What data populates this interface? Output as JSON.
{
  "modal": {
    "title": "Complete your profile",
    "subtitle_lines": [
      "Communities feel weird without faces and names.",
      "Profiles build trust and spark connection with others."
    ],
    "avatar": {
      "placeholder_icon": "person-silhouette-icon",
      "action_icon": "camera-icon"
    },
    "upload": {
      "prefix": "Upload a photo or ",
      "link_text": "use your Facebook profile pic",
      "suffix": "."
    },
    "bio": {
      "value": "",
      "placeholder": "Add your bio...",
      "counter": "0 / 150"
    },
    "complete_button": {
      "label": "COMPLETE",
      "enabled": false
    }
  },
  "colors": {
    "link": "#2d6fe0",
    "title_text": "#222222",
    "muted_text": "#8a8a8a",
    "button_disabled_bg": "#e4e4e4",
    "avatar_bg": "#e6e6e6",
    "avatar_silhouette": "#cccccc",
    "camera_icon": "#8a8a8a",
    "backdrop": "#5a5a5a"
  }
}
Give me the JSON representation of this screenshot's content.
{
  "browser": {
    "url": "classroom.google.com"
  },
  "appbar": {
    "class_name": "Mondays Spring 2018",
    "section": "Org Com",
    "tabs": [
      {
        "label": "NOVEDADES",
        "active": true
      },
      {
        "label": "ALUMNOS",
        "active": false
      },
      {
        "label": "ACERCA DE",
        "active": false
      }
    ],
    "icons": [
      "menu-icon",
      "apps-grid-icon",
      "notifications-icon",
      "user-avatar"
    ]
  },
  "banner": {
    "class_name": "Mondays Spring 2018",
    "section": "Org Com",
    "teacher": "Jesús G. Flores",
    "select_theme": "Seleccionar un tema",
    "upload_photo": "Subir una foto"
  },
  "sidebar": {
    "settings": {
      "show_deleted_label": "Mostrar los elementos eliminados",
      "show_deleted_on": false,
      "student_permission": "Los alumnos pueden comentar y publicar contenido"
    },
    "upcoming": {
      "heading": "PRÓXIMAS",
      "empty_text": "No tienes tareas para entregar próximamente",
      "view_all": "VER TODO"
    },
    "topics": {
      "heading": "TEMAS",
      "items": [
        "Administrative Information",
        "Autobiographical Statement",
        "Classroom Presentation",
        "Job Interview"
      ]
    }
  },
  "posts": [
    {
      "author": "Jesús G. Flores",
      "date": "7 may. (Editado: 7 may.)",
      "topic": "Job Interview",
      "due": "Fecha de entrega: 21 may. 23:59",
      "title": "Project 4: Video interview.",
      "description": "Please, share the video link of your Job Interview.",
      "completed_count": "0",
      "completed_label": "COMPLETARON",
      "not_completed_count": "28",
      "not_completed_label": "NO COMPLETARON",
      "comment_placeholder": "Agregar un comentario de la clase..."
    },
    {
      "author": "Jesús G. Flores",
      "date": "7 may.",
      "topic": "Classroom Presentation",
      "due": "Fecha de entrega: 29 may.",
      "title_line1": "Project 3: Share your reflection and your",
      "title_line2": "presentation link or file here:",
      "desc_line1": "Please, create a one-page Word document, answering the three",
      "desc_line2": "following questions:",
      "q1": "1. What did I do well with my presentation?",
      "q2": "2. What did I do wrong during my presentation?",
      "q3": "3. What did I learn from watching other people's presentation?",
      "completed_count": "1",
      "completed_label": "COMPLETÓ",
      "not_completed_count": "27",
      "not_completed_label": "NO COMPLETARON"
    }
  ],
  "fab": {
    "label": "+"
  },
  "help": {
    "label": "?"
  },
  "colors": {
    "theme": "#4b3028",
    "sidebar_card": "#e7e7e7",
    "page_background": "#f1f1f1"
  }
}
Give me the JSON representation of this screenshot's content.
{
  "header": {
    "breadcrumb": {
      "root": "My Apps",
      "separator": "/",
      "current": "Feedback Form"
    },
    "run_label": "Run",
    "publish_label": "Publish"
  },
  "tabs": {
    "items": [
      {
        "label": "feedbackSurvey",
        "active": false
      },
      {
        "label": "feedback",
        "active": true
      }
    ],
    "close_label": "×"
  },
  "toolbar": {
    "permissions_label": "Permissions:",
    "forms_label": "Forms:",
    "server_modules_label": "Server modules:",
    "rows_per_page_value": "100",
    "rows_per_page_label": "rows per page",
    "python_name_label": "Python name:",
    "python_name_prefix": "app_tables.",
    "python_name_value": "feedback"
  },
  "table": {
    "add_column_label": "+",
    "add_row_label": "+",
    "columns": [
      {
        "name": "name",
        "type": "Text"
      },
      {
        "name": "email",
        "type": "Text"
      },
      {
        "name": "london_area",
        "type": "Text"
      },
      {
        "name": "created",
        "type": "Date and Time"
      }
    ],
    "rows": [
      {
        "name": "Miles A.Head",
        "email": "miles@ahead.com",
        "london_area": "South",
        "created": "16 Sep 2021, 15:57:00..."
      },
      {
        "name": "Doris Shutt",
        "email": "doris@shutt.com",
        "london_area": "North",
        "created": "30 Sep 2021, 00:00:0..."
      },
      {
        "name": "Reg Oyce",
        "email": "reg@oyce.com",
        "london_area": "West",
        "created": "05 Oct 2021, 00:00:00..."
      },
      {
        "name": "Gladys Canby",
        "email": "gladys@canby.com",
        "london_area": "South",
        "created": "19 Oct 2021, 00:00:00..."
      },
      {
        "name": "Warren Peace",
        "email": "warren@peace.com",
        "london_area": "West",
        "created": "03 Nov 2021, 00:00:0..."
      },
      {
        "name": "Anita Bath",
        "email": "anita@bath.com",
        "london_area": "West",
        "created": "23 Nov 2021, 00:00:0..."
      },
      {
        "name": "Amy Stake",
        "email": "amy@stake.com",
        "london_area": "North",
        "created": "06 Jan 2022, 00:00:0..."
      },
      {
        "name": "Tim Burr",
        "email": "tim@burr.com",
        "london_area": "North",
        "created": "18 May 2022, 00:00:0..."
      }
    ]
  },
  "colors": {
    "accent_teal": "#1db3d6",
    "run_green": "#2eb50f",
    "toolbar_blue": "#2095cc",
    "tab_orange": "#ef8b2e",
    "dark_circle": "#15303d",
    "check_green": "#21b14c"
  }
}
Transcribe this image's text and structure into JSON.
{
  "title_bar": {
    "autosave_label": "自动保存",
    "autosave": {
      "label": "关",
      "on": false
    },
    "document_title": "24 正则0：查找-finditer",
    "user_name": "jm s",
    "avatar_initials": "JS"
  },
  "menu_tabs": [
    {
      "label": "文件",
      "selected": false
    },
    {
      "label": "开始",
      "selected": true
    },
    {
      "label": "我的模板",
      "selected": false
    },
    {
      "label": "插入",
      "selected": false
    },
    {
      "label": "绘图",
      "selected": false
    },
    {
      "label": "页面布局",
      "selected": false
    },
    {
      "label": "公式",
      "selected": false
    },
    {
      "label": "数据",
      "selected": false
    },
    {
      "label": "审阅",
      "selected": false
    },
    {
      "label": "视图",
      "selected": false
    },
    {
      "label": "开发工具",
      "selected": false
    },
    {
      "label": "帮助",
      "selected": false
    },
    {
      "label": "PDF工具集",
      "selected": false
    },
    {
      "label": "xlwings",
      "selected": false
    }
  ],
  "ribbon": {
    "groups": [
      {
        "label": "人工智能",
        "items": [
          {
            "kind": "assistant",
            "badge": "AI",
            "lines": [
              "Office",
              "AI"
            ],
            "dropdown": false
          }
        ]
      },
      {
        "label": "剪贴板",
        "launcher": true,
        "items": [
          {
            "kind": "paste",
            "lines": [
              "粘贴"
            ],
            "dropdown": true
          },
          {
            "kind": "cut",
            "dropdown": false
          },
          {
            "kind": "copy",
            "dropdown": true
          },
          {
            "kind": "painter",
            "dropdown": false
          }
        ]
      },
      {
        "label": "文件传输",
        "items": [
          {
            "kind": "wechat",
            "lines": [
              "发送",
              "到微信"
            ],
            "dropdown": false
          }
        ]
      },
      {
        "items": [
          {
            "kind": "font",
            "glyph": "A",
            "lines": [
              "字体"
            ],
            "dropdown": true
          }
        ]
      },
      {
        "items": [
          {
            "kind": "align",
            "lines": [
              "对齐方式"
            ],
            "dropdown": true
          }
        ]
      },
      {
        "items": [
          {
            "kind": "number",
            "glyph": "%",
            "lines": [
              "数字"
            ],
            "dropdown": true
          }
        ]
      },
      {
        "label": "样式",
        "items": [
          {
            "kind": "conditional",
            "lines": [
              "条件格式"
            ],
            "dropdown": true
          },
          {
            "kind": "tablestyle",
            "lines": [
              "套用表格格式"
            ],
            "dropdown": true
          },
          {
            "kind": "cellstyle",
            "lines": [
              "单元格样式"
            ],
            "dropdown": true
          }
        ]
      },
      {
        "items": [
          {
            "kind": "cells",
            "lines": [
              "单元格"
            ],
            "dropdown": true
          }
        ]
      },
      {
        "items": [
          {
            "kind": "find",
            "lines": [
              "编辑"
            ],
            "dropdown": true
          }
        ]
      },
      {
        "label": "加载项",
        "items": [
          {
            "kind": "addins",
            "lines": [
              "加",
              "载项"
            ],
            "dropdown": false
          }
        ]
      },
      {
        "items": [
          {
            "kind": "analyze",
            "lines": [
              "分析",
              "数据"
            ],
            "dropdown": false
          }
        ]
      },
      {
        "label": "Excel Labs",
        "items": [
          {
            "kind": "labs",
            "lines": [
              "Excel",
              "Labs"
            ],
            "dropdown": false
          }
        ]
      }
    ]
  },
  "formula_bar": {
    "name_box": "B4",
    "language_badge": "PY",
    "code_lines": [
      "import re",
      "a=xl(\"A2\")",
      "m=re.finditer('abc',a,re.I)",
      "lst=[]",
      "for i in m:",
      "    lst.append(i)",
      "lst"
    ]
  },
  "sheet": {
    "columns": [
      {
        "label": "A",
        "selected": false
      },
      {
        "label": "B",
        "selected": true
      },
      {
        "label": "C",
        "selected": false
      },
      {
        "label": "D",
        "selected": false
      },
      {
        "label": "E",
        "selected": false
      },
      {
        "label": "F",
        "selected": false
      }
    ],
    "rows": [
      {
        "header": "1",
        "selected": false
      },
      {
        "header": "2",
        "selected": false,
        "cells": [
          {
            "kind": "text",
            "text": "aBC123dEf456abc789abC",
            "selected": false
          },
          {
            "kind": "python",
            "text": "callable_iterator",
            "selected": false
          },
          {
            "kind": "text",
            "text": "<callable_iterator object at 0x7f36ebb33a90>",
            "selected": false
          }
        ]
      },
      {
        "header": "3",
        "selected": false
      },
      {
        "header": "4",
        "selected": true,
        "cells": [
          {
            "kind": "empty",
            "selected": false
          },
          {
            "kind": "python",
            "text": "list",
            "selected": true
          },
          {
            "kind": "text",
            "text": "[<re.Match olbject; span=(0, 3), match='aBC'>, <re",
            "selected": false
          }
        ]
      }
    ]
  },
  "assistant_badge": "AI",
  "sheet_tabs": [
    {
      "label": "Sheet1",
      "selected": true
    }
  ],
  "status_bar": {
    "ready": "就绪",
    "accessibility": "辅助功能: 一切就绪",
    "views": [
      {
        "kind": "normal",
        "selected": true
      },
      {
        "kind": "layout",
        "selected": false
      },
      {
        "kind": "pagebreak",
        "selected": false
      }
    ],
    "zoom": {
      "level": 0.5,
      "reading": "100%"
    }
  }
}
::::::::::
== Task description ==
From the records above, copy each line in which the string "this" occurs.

== Reply ==
What data populates this interface? Output as JSON.
Give me the JSON representation of this screenshot's content.
Give me the JSON representation of this screenshot's content.
Transcribe this image's text and structure into JSON.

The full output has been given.